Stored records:
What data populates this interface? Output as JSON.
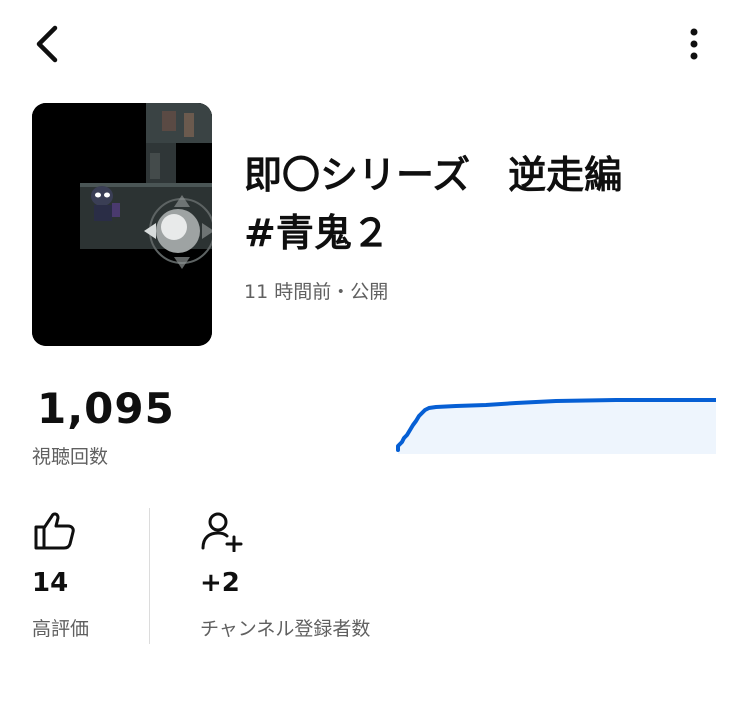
{
  "header": {
    "back_icon": "chevron-left-icon",
    "more_icon": "vertical-dots-icon"
  },
  "video": {
    "title_line1": "即〇シリーズ　逆走編",
    "title_line2": "#青鬼２",
    "published": "11 時間前・公開",
    "thumbnail": "game-screenshot-thumbnail"
  },
  "views": {
    "value": "1,095",
    "label": "視聴回数",
    "trend_color": "#065fd4",
    "trend_fill": "#eef5fd"
  },
  "stats": [
    {
      "icon": "thumbs-up-icon",
      "value": "14",
      "label": "高評価"
    },
    {
      "icon": "add-person-icon",
      "value": "+2",
      "label": "チャンネル登録者数"
    }
  ]
}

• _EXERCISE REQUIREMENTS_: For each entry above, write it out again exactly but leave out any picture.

• _EXPECTED ANSWER_:
What data populates this interface? Output as JSON.
{
  "header": {
    "back_icon": "chevron-left-icon",
    "more_icon": "vertical-dots-icon"
  },
  "video": {
    "title_line1": "即〇シリーズ　逆走編",
    "title_line2": "#青鬼２",
    "published": "11 時間前・公開",
    "thumbnail": "game-screenshot-thumbnail"
  },
  "views": {
    "value": "1,095",
    "label": "視聴回数",
    "trend_color": "#065fd4",
    "trend_fill": "#eef5fd"
  },
  "stats": [
    {
      "icon": "thumbs-up-icon",
      "value": "14",
      "label": "高評価"
    },
    {
      "icon": "add-person-icon",
      "value": "+2",
      "label": "チャンネル登録者数"
    }
  ]
}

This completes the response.